» Dataset extract
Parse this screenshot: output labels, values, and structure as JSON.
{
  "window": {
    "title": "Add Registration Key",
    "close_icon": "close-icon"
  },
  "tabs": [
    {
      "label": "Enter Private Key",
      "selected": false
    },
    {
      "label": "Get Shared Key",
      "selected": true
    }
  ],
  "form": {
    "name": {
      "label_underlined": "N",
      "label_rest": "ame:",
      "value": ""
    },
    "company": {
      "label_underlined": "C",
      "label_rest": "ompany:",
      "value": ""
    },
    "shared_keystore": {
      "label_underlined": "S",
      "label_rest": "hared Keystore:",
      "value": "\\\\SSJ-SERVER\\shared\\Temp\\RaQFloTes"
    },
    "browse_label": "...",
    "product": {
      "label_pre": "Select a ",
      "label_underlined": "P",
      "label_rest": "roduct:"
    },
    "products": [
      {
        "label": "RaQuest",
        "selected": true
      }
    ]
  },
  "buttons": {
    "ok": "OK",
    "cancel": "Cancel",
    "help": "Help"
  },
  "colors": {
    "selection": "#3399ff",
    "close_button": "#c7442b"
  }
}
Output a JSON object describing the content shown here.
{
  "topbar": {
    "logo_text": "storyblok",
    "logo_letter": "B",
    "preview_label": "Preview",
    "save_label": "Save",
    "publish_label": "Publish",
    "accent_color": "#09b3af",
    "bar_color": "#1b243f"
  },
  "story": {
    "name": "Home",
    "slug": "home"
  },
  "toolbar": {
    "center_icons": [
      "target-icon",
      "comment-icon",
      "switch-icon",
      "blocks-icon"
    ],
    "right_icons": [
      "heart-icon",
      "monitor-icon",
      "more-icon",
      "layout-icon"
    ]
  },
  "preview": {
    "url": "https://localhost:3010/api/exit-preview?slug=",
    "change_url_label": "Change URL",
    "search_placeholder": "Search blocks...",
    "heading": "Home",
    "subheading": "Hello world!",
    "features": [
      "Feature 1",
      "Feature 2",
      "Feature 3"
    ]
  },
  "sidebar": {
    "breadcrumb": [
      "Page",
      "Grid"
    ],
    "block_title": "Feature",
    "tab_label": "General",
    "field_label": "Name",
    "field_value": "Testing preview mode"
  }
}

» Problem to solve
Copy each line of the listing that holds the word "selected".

» Answer section
      "selected": false
      "selected": true
        "selected": true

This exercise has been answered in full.